• **TASK DIRECTIONS**:
Every line in the listing should be set down again verbatim.
========
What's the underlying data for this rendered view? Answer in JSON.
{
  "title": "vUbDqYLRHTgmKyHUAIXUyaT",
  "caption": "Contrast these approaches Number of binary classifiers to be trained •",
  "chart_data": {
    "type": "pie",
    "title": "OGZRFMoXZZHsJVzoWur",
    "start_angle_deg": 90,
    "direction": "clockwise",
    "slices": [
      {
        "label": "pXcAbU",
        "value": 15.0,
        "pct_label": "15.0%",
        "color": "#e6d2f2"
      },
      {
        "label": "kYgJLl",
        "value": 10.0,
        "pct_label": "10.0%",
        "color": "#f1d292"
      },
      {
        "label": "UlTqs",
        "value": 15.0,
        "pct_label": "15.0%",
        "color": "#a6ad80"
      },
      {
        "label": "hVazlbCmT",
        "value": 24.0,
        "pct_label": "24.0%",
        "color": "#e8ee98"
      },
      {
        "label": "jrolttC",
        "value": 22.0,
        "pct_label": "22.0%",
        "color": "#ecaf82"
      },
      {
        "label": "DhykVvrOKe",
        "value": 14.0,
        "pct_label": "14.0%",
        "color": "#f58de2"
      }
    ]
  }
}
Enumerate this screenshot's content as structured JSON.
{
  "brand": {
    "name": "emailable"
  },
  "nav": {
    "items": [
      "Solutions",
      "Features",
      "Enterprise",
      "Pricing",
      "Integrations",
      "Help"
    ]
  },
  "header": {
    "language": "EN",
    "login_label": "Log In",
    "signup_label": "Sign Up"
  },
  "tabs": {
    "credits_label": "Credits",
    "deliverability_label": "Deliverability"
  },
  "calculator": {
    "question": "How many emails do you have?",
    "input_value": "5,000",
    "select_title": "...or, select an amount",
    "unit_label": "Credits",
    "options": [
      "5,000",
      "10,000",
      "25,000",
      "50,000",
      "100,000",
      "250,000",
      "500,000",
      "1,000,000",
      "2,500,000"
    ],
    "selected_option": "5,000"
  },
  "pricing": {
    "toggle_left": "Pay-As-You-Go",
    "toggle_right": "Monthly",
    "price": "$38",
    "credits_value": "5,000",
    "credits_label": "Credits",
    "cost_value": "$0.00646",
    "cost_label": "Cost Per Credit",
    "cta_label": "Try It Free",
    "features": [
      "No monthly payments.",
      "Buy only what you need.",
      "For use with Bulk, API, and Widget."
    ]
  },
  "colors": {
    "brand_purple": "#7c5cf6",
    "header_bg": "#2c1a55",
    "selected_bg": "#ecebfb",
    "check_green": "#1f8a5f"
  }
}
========
• **FINAL ANSWER**:
What's the underlying data for this rendered view? Answer in JSON.
{
  "title": "vUbDqYLRHTgmKyHUAIXUyaT",
  "caption": "Contrast these approaches Number of binary classifiers to be trained •",
  "chart_data": {
    "type": "pie",
    "title": "OGZRFMoXZZHsJVzoWur",
    "start_angle_deg": 90,
    "direction": "clockwise",
    "slices": [
      {
        "label": "pXcAbU",
        "value": 15.0,
        "pct_label": "15.0%",
        "color": "#e6d2f2"
      },
      {
        "label": "kYgJLl",
        "value": 10.0,
        "pct_label": "10.0%",
        "color": "#f1d292"
      },
      {
        "label": "UlTqs",
        "value": 15.0,
        "pct_label": "15.0%",
        "color": "#a6ad80"
      },
      {
        "label": "hVazlbCmT",
        "value": 24.0,
        "pct_label": "24.0%",
        "color": "#e8ee98"
      },
      {
        "label": "jrolttC",
        "value": 22.0,
        "pct_label": "22.0%",
        "color": "#ecaf82"
      },
      {
        "label": "DhykVvrOKe",
        "value": 14.0,
        "pct_label": "14.0%",
        "color": "#f58de2"
      }
    ]
  }
}
Enumerate this screenshot's content as structured JSON.
{
  "brand": {
    "name": "emailable"
  },
  "nav": {
    "items": [
      "Solutions",
      "Features",
      "Enterprise",
      "Pricing",
      "Integrations",
      "Help"
    ]
  },
  "header": {
    "language": "EN",
    "login_label": "Log In",
    "signup_label": "Sign Up"
  },
  "tabs": {
    "credits_label": "Credits",
    "deliverability_label": "Deliverability"
  },
  "calculator": {
    "question": "How many emails do you have?",
    "input_value": "5,000",
    "select_title": "...or, select an amount",
    "unit_label": "Credits",
    "options": [
      "5,000",
      "10,000",
      "25,000",
      "50,000",
      "100,000",
      "250,000",
      "500,000",
      "1,000,000",
      "2,500,000"
    ],
    "selected_option": "5,000"
  },
  "pricing": {
    "toggle_left": "Pay-As-You-Go",
    "toggle_right": "Monthly",
    "price": "$38",
    "credits_value": "5,000",
    "credits_label": "Credits",
    "cost_value": "$0.00646",
    "cost_label": "Cost Per Credit",
    "cta_label": "Try It Free",
    "features": [
      "No monthly payments.",
      "Buy only what you need.",
      "For use with Bulk, API, and Widget."
    ]
  },
  "colors": {
    "brand_purple": "#7c5cf6",
    "header_bg": "#2c1a55",
    "selected_bg": "#ecebfb",
    "check_green": "#1f8a5f"
  }
}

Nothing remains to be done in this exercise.